Grammar would have accomplished the alienation. In the instant of its being heard, the possessive pronoun “our” in the petitioners’ phrase “our Jewish community” controls and limits admission to the meaningfulness of the term “Jewish community.” By modifying “Jewish community” to “our Jewish community,” it changes the reference of both “community” and “our” from terms that include to terms that exclude. Modified in that possessive way, the term “our Jewish community” instructs its speakers to think of Jews as theirs to possess — pets, say, who belong where the human community says they belong and nowhere else.
A footnote to the note: William Safire’s The New Language of Politics: A Dictionary of Catchwords, Slogans, and Political Usage (rev. ed., 1972) traces the history of the term “Democrat Party” back to Thomas E. Dewey in the 1940s. During the same era, cartoons in Socialist Camp periodicals like Ogonyok routinely identified villains as American by depicting them wearing the U. S. Army’s “U.S.” lapel badge. The artistic fascination with that un-Cyrillic squiggle lives on in North Korea, even when the artists get it backward:
Source: Costică Acsinte Archive, Slobozia, Romania, https://www.flickr.com/photos/costicaacsinte/. Photoshopped.
Toward the end of its era, Fascism embarked on a campaign of cultural self-pity. Italy has been attacked by darkness, Fascism told Italy. Everything that Italy has inherited from its past is being violated. In the chiaroscuro, it may seem that nothing remains for us but to grieve. Our candles are out; our heads are bare and bowed before the advent of the black helmets. However, our light will return. Something that will not die bows down to us in our grief and whispers light’s vindicating truth.
But even as the black helmets were making their slow way from temple to darkened temple, the land under Italy’s temples was being cleared day by bright day from the air. Most of the bombers that came flying through the light to accomplish that task of war were Consolidated B-24s, and these bore a propaganda name of their own: Liberators.
In the sheets of light beneath liberation’s radiant onslaught, Fascist art could do nothing except to repeat its now meaningless trope of darkness. Desperate to continue depicting the trope, it once went textual and tried to supplement its now meaningless self with an explanation outside the picture:
“Liberators take liberties!”
Outside the picture, the pun is too witless even to be visualizable. But the image’s trope of darkness retains some meaning nevertheless. Seventy years after the fall of Fascism in Italy, it still speaks to the politics of the United States. It does so because it articulates a myth, and myths are hard to make die.
After all, there can be no light without darkness. That is one sense of the myth of Pluto and Persephone.

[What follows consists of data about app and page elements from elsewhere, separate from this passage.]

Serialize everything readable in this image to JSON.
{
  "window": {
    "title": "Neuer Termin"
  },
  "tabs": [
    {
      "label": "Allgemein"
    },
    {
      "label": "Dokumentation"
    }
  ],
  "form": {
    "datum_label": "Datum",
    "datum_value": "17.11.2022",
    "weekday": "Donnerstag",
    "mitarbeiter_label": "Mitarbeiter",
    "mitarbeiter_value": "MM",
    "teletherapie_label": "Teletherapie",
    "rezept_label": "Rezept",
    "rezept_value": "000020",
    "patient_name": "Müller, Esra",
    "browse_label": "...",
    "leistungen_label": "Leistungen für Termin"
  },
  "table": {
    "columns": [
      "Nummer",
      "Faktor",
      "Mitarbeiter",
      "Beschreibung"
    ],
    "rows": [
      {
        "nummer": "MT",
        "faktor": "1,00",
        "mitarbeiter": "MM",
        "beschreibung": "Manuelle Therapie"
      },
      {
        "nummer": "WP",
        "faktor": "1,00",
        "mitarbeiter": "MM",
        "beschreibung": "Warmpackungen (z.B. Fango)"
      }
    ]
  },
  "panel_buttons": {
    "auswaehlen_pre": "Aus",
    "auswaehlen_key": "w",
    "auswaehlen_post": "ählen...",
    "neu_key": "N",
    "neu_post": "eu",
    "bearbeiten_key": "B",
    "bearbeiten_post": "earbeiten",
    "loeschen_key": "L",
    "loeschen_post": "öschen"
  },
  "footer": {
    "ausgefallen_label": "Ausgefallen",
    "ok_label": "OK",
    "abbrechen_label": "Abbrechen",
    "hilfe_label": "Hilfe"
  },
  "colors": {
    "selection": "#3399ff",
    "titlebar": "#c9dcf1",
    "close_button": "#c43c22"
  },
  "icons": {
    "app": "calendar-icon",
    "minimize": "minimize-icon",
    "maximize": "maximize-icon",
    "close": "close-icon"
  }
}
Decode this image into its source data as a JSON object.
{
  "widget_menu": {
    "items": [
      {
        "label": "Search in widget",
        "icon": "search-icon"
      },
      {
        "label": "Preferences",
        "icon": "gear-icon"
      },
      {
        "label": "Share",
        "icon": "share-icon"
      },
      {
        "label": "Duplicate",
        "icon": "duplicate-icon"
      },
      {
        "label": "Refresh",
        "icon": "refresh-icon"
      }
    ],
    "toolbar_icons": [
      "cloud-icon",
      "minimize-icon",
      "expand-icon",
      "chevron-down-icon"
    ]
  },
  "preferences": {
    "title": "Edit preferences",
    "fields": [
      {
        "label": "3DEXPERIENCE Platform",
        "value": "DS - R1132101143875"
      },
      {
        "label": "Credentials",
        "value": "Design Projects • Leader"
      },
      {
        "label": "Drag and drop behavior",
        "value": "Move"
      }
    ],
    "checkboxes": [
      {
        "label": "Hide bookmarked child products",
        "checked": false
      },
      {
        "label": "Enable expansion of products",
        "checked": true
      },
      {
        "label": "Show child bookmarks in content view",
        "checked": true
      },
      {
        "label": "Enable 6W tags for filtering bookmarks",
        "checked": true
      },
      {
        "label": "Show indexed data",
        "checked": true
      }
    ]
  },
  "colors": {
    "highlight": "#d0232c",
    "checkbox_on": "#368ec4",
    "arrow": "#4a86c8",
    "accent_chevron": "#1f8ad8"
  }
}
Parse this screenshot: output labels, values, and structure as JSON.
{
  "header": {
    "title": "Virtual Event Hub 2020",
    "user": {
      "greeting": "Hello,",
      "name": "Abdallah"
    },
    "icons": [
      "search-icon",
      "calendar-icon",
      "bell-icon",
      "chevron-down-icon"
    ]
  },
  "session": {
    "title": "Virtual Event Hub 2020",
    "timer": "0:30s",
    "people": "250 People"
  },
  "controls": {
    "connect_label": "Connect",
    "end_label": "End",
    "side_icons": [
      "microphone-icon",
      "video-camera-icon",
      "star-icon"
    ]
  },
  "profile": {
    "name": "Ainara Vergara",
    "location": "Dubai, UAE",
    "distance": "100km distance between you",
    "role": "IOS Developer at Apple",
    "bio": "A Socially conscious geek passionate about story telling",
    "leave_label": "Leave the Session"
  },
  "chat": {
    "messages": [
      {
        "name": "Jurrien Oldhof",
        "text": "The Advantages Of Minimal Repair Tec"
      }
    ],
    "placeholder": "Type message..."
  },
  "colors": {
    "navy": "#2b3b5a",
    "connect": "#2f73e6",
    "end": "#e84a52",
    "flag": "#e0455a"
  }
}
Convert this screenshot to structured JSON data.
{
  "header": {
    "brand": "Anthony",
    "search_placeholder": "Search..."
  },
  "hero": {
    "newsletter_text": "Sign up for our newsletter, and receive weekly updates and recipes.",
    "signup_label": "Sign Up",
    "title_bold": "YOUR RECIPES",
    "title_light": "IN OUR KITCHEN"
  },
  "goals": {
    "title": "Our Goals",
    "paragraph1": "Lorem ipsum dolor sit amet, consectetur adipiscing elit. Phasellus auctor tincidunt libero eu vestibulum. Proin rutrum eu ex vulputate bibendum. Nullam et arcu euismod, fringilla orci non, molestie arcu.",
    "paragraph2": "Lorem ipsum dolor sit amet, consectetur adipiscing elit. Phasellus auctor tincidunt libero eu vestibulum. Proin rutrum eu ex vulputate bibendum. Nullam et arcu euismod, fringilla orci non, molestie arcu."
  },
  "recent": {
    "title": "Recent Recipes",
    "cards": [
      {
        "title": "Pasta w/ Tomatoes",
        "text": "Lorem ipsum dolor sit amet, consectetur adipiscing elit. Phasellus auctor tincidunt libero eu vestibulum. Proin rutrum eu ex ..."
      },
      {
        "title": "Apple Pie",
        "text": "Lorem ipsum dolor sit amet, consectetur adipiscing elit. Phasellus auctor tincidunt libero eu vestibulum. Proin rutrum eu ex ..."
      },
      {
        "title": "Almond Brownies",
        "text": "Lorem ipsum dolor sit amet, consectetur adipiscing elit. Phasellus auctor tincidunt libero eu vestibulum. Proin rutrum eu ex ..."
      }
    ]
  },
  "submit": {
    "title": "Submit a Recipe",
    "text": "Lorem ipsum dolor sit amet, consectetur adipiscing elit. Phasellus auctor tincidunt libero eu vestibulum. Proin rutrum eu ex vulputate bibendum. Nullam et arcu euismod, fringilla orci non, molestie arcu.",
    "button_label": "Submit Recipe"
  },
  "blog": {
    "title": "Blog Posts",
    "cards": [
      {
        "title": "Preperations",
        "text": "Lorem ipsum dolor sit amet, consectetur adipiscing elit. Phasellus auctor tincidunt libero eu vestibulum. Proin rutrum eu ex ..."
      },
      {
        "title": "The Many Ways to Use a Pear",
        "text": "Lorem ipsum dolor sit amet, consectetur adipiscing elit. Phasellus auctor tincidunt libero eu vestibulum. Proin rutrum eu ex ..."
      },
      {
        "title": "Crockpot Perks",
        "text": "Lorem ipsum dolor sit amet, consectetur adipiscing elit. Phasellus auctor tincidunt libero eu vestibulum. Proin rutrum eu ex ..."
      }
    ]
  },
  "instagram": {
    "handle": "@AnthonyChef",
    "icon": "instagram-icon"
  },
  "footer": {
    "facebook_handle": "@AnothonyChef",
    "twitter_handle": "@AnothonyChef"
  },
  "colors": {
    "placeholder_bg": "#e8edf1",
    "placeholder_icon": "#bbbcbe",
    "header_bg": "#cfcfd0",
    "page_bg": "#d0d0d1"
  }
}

That myth says: Light goes down into the underworld and is reborn there from death to life. This will be the happy ending of the art-stories of the looted church and the rape which has been redeemed for art by a successfully understood allusion to Italy’s cultural heritage. When he wrote the history of anecdotes such as those, Ezra Pound was fond of using the word splendor, which means brilliance or radiance. But a splendor returned from the underworld has been in that which is dark, and when it reascends it can never again be immaculate. Bearing shadows within the folds of its mantle, splendor must bring darkness back with it. At nightfall, splendor’s darkness will rejoin the primal dark. Then, after morning comes, we may pick up our brushes once again, seventy years later, and charge them once again with black.
At the present linguistic moment, the Pound-word “heritage” is one shade of that black. Spoken today by reenactors remaking themselves as ghosts on battlefields, it is a word that darkness has taken to itself and refashioned as a mode of immortal yet unliving form.
Look at heritage’s eyes. Look at its pointed fingers delicately touching its slender musket. Understand, as you look, the lesson that heritage is wordlessly teaching you: the lesson that darkness, having once been comprehended by art and shaped by it into myth, can never wholly return, forgotten, to the past and to death.
Sources: the Italian propaganda posters come from a collection at http://ic.pics.livejournal.com. The image of the B-24 comes from a site for airplane modelers, Wings Palette, at http://wp.scn.ru. Its Russian caption translates as, “98th Battle Group, Libya, 1943. Shot down August 1, 1943, by [Bulgarian] Lieutenant Stoyan Stoyanov.”
The image “Unidentified soldier in Confederate uniform with bayoneted musket and knife” is in the Liljenquist Family Collection of Civil War Photographs, Library of Congress, http://www.loc.gov/pictures/item/2014646219/.
All images photoshopped.
Source: George Grantham Bain Collection, Library of Congress, http://www.loc.gov/pictures/item/ggb2005022285/. Photoshopped.
In The Great Gatsby, the title of the book that disturbs Tom during the summer of 1922, The Rise of the Colored Empires, by “Goddard,” is an accurate topical reference to Lothrop Stoddard and the propaganda campaign that resulted in the Immigration Restriction Act of 1924.
Source: George Grantham Bain Collection, Library of Congress, http://www.loc.gov/pictures/item/ggb2005022417/. Photoshopped.
In his New York Times column for March 7, 2013, David Brooks reports that an upscale grocery store in Brooklyn is so very kosher that its dish sponges drain themselves to obviate the labor of wringing on the Sabbath. After touring this emporium of holiness under the guidance of a celebrity rabbi, Mr. Brooks walks back out the door and explains to his eagerly waiting readers:
Pomegranate [the store] looks like any island of upscale consumerism, but deep down it is based on a countercultural understanding of how life should work.
Those of us in secular America live in a culture that takes the supremacy of individual autonomy as a given. Life is a journey. You choose your own path. You can live in the city or the suburbs, be a Wiccan or a biker.
For the people who shop at Pomegranate, the collective covenant with God is the primary reality and obedience to the laws is the primary obligation. They go shopping like the rest of us, but their shopping is minutely governed by an external moral order.
The laws, in this view, make for a decent society. They give structure to everyday life. They infuse everyday acts with spiritual significance. They build community. They regulate desires. They moderate religious zeal, making religion an everyday practical reality.
One week later, the Forward reports that a dean at Yeshiva University has expressed his concern with the burgeoning sex-abuse scandal in the Orthodox community in this language.
[Rabbi Herschel Schachter, the dean,] went on to say that federal prisons are acceptable for Jewish convicts because they offer needed services, such as glatt kosher food.
But, he added, Jews must be more careful where state prisons — to which the majority of sex offenders are sent — are concerned.
Schachter told his audience that in state prisons “the warden in the prison can kill you. They can put you in a cell together with a shvartze, with a . . . black Muslim who wants to kill all the Jews.”
A spokesman for YU said: “As with all universities, our faculty members are afforded freedom of speech and expression. Not all statements made by faculty members are consistent with the views of the University.
“Any offensive or derogatory comments about any people or groups are inconsistent with the values or mission of Yeshiva University.”
The Yiddish word shvartze is to be translated as “nigger.”
Tell me again, Mr. Justice Scalia, that the Voting Rights Act is an anachronism. Tell me again, Mr. Brooks, about the decent moderation of spiritual commitments made in Kandahar or the Yearning for Zion Ranch or the vicinity of Yeshiva University’s Rabbi Isaac Elchanan Theological Seminary.